What you print must match the data line for line.

Web page and app entries:
++++++++++++++++++++

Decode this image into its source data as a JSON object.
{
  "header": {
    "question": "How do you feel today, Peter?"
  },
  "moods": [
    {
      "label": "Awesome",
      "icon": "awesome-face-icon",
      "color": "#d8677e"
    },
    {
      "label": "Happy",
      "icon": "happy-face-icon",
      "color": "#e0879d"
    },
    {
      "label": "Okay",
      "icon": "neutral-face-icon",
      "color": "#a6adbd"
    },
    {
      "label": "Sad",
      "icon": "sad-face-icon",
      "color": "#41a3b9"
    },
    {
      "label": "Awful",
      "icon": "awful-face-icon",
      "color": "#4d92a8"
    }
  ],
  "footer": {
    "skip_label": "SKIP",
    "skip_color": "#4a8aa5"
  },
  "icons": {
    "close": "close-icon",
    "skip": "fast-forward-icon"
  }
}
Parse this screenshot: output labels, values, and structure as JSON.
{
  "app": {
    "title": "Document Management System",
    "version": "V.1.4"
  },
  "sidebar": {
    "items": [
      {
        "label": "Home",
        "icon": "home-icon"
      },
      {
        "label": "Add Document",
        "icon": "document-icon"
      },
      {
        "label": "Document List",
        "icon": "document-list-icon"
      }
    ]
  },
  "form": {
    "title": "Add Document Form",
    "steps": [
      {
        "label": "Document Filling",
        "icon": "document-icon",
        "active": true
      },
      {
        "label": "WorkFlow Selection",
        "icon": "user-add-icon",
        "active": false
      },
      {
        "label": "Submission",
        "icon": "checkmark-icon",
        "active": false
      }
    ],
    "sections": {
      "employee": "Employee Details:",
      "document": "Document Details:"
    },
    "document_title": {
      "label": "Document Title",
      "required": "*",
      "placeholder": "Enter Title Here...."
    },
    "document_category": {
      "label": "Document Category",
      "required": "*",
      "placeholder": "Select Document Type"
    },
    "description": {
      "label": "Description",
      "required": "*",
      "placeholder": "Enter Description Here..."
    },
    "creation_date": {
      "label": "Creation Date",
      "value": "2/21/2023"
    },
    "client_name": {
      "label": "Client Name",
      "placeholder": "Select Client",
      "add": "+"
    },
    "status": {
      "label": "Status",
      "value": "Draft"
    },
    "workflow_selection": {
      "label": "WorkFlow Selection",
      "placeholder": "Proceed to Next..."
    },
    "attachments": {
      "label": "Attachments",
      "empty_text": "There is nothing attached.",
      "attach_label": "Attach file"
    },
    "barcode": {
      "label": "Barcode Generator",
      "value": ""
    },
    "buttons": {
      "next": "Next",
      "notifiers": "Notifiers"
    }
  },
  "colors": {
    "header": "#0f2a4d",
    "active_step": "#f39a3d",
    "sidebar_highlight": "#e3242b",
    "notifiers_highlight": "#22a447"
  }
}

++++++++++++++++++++

Result below =>
Decode this image into its source data as a JSON object.
{
  "header": {
    "question": "How do you feel today, Peter?"
  },
  "moods": [
    {
      "label": "Awesome",
      "icon": "awesome-face-icon",
      "color": "#d8677e"
    },
    {
      "label": "Happy",
      "icon": "happy-face-icon",
      "color": "#e0879d"
    },
    {
      "label": "Okay",
      "icon": "neutral-face-icon",
      "color": "#a6adbd"
    },
    {
      "label": "Sad",
      "icon": "sad-face-icon",
      "color": "#41a3b9"
    },
    {
      "label": "Awful",
      "icon": "awful-face-icon",
      "color": "#4d92a8"
    }
  ],
  "footer": {
    "skip_label": "SKIP",
    "skip_color": "#4a8aa5"
  },
  "icons": {
    "close": "close-icon",
    "skip": "fast-forward-icon"
  }
}
Parse this screenshot: output labels, values, and structure as JSON.
{
  "app": {
    "title": "Document Management System",
    "version": "V.1.4"
  },
  "sidebar": {
    "items": [
      {
        "label": "Home",
        "icon": "home-icon"
      },
      {
        "label": "Add Document",
        "icon": "document-icon"
      },
      {
        "label": "Document List",
        "icon": "document-list-icon"
      }
    ]
  },
  "form": {
    "title": "Add Document Form",
    "steps": [
      {
        "label": "Document Filling",
        "icon": "document-icon",
        "active": true
      },
      {
        "label": "WorkFlow Selection",
        "icon": "user-add-icon",
        "active": false
      },
      {
        "label": "Submission",
        "icon": "checkmark-icon",
        "active": false
      }
    ],
    "sections": {
      "employee": "Employee Details:",
      "document": "Document Details:"
    },
    "document_title": {
      "label": "Document Title",
      "required": "*",
      "placeholder": "Enter Title Here...."
    },
    "document_category": {
      "label": "Document Category",
      "required": "*",
      "placeholder": "Select Document Type"
    },
    "description": {
      "label": "Description",
      "required": "*",
      "placeholder": "Enter Description Here..."
    },
    "creation_date": {
      "label": "Creation Date",
      "value": "2/21/2023"
    },
    "client_name": {
      "label": "Client Name",
      "placeholder": "Select Client",
      "add": "+"
    },
    "status": {
      "label": "Status",
      "value": "Draft"
    },
    "workflow_selection": {
      "label": "WorkFlow Selection",
      "placeholder": "Proceed to Next..."
    },
    "attachments": {
      "label": "Attachments",
      "empty_text": "There is nothing attached.",
      "attach_label": "Attach file"
    },
    "barcode": {
      "label": "Barcode Generator",
      "value": ""
    },
    "buttons": {
      "next": "Next",
      "notifiers": "Notifiers"
    }
  },
  "colors": {
    "header": "#0f2a4d",
    "active_step": "#f39a3d",
    "sidebar_highlight": "#e3242b",
    "notifiers_highlight": "#22a447"
  }
}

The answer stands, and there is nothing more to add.